→ **Data records**

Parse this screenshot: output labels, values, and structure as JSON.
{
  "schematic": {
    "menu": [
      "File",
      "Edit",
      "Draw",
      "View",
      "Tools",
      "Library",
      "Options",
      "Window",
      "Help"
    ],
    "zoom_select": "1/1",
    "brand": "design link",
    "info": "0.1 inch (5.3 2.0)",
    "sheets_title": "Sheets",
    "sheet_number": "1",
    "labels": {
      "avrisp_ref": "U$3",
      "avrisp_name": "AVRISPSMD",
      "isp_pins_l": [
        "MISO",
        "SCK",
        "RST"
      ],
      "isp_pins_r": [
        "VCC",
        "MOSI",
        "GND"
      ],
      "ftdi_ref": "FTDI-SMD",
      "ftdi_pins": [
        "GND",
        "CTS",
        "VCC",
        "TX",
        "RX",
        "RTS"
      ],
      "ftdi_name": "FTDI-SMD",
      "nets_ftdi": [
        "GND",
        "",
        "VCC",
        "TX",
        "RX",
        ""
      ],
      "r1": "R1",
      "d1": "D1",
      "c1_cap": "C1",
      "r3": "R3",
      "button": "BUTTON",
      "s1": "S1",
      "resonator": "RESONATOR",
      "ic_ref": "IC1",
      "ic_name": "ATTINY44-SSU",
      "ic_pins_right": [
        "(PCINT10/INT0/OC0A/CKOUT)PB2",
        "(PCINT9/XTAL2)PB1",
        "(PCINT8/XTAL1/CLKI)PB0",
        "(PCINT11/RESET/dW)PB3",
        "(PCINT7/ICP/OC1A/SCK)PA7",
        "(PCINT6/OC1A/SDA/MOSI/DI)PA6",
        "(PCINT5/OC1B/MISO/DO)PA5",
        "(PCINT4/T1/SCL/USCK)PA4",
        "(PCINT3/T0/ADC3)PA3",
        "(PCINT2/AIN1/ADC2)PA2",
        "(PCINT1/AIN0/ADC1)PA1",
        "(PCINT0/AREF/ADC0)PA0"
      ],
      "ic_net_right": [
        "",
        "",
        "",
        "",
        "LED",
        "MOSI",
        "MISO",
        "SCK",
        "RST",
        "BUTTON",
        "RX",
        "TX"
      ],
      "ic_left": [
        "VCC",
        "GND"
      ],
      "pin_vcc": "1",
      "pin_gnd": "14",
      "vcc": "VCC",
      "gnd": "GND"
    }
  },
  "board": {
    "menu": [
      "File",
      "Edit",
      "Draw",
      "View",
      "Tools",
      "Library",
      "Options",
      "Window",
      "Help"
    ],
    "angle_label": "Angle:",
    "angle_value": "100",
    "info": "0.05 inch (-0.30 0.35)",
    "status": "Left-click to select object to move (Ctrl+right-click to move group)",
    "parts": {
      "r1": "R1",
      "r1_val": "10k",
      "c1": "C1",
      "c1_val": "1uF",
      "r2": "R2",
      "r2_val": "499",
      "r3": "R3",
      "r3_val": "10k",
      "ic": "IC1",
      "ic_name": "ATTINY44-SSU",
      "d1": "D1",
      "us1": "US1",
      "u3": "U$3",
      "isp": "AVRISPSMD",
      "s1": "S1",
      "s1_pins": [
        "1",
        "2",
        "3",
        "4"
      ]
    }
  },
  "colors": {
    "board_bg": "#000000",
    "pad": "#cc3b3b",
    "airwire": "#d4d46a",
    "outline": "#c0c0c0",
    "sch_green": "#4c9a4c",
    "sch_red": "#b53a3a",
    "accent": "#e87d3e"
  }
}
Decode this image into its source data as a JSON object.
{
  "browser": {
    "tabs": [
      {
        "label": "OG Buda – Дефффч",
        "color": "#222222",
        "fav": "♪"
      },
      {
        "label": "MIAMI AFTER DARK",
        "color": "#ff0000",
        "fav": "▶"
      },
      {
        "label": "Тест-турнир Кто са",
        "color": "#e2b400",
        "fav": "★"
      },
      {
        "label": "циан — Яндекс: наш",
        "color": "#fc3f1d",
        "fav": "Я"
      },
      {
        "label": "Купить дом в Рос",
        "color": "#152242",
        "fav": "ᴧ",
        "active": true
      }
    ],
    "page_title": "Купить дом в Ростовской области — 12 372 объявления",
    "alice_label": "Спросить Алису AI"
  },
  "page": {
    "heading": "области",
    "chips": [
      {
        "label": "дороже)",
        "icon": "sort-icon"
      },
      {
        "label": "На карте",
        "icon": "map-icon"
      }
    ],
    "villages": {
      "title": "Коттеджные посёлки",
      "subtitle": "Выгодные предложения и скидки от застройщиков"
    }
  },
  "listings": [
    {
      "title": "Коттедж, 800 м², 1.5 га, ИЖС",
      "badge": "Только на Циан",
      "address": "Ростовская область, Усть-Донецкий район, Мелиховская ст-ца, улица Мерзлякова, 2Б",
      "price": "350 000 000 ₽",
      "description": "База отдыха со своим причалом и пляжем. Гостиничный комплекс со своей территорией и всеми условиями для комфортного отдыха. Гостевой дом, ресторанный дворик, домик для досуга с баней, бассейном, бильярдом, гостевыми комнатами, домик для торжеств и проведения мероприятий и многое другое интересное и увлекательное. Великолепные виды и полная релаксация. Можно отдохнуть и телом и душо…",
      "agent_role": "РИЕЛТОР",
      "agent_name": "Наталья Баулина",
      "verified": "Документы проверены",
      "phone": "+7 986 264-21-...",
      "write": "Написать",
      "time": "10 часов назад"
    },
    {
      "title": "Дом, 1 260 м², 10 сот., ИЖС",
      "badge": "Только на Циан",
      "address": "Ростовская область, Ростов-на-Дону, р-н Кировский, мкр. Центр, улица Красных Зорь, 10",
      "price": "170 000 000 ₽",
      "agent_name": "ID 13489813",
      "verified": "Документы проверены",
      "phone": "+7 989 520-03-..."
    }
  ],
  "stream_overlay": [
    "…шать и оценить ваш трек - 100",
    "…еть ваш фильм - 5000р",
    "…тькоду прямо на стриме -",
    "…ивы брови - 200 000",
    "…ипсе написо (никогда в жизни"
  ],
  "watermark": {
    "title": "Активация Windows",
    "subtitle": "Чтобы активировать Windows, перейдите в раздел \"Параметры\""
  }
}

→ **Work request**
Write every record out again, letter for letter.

→ **Your response**
Parse this screenshot: output labels, values, and structure as JSON.
{
  "schematic": {
    "menu": [
      "File",
      "Edit",
      "Draw",
      "View",
      "Tools",
      "Library",
      "Options",
      "Window",
      "Help"
    ],
    "zoom_select": "1/1",
    "brand": "design link",
    "info": "0.1 inch (5.3 2.0)",
    "sheets_title": "Sheets",
    "sheet_number": "1",
    "labels": {
      "avrisp_ref": "U$3",
      "avrisp_name": "AVRISPSMD",
      "isp_pins_l": [
        "MISO",
        "SCK",
        "RST"
      ],
      "isp_pins_r": [
        "VCC",
        "MOSI",
        "GND"
      ],
      "ftdi_ref": "FTDI-SMD",
      "ftdi_pins": [
        "GND",
        "CTS",
        "VCC",
        "TX",
        "RX",
        "RTS"
      ],
      "ftdi_name": "FTDI-SMD",
      "nets_ftdi": [
        "GND",
        "",
        "VCC",
        "TX",
        "RX",
        ""
      ],
      "r1": "R1",
      "d1": "D1",
      "c1_cap": "C1",
      "r3": "R3",
      "button": "BUTTON",
      "s1": "S1",
      "resonator": "RESONATOR",
      "ic_ref": "IC1",
      "ic_name": "ATTINY44-SSU",
      "ic_pins_right": [
        "(PCINT10/INT0/OC0A/CKOUT)PB2",
        "(PCINT9/XTAL2)PB1",
        "(PCINT8/XTAL1/CLKI)PB0",
        "(PCINT11/RESET/dW)PB3",
        "(PCINT7/ICP/OC1A/SCK)PA7",
        "(PCINT6/OC1A/SDA/MOSI/DI)PA6",
        "(PCINT5/OC1B/MISO/DO)PA5",
        "(PCINT4/T1/SCL/USCK)PA4",
        "(PCINT3/T0/ADC3)PA3",
        "(PCINT2/AIN1/ADC2)PA2",
        "(PCINT1/AIN0/ADC1)PA1",
        "(PCINT0/AREF/ADC0)PA0"
      ],
      "ic_net_right": [
        "",
        "",
        "",
        "",
        "LED",
        "MOSI",
        "MISO",
        "SCK",
        "RST",
        "BUTTON",
        "RX",
        "TX"
      ],
      "ic_left": [
        "VCC",
        "GND"
      ],
      "pin_vcc": "1",
      "pin_gnd": "14",
      "vcc": "VCC",
      "gnd": "GND"
    }
  },
  "board": {
    "menu": [
      "File",
      "Edit",
      "Draw",
      "View",
      "Tools",
      "Library",
      "Options",
      "Window",
      "Help"
    ],
    "angle_label": "Angle:",
    "angle_value": "100",
    "info": "0.05 inch (-0.30 0.35)",
    "status": "Left-click to select object to move (Ctrl+right-click to move group)",
    "parts": {
      "r1": "R1",
      "r1_val": "10k",
      "c1": "C1",
      "c1_val": "1uF",
      "r2": "R2",
      "r2_val": "499",
      "r3": "R3",
      "r3_val": "10k",
      "ic": "IC1",
      "ic_name": "ATTINY44-SSU",
      "d1": "D1",
      "us1": "US1",
      "u3": "U$3",
      "isp": "AVRISPSMD",
      "s1": "S1",
      "s1_pins": [
        "1",
        "2",
        "3",
        "4"
      ]
    }
  },
  "colors": {
    "board_bg": "#000000",
    "pad": "#cc3b3b",
    "airwire": "#d4d46a",
    "outline": "#c0c0c0",
    "sch_green": "#4c9a4c",
    "sch_red": "#b53a3a",
    "accent": "#e87d3e"
  }
}
Decode this image into its source data as a JSON object.
{
  "browser": {
    "tabs": [
      {
        "label": "OG Buda – Дефффч",
        "color": "#222222",
        "fav": "♪"
      },
      {
        "label": "MIAMI AFTER DARK",
        "color": "#ff0000",
        "fav": "▶"
      },
      {
        "label": "Тест-турнир Кто са",
        "color": "#e2b400",
        "fav": "★"
      },
      {
        "label": "циан — Яндекс: наш",
        "color": "#fc3f1d",
        "fav": "Я"
      },
      {
        "label": "Купить дом в Рос",
        "color": "#152242",
        "fav": "ᴧ",
        "active": true
      }
    ],
    "page_title": "Купить дом в Ростовской области — 12 372 объявления",
    "alice_label": "Спросить Алису AI"
  },
  "page": {
    "heading": "области",
    "chips": [
      {
        "label": "дороже)",
        "icon": "sort-icon"
      },
      {
        "label": "На карте",
        "icon": "map-icon"
      }
    ],
    "villages": {
      "title": "Коттеджные посёлки",
      "subtitle": "Выгодные предложения и скидки от застройщиков"
    }
  },
  "listings": [
    {
      "title": "Коттедж, 800 м², 1.5 га, ИЖС",
      "badge": "Только на Циан",
      "address": "Ростовская область, Усть-Донецкий район, Мелиховская ст-ца, улица Мерзлякова, 2Б",
      "price": "350 000 000 ₽",
      "description": "База отдыха со своим причалом и пляжем. Гостиничный комплекс со своей территорией и всеми условиями для комфортного отдыха. Гостевой дом, ресторанный дворик, домик для досуга с баней, бассейном, бильярдом, гостевыми комнатами, домик для торжеств и проведения мероприятий и многое другое интересное и увлекательное. Великолепные виды и полная релаксация. Можно отдохнуть и телом и душо…",
      "agent_role": "РИЕЛТОР",
      "agent_name": "Наталья Баулина",
      "verified": "Документы проверены",
      "phone": "+7 986 264-21-...",
      "write": "Написать",
      "time": "10 часов назад"
    },
    {
      "title": "Дом, 1 260 м², 10 сот., ИЖС",
      "badge": "Только на Циан",
      "address": "Ростовская область, Ростов-на-Дону, р-н Кировский, мкр. Центр, улица Красных Зорь, 10",
      "price": "170 000 000 ₽",
      "agent_name": "ID 13489813",
      "verified": "Документы проверены",
      "phone": "+7 989 520-03-..."
    }
  ],
  "stream_overlay": [
    "…шать и оценить ваш трек - 100",
    "…еть ваш фильм - 5000р",
    "…тькоду прямо на стриме -",
    "…ивы брови - 200 000",
    "…ипсе написо (никогда в жизни"
  ],
  "watermark": {
    "title": "Активация Windows",
    "subtitle": "Чтобы активировать Windows, перейдите в раздел \"Параметры\""
  }
}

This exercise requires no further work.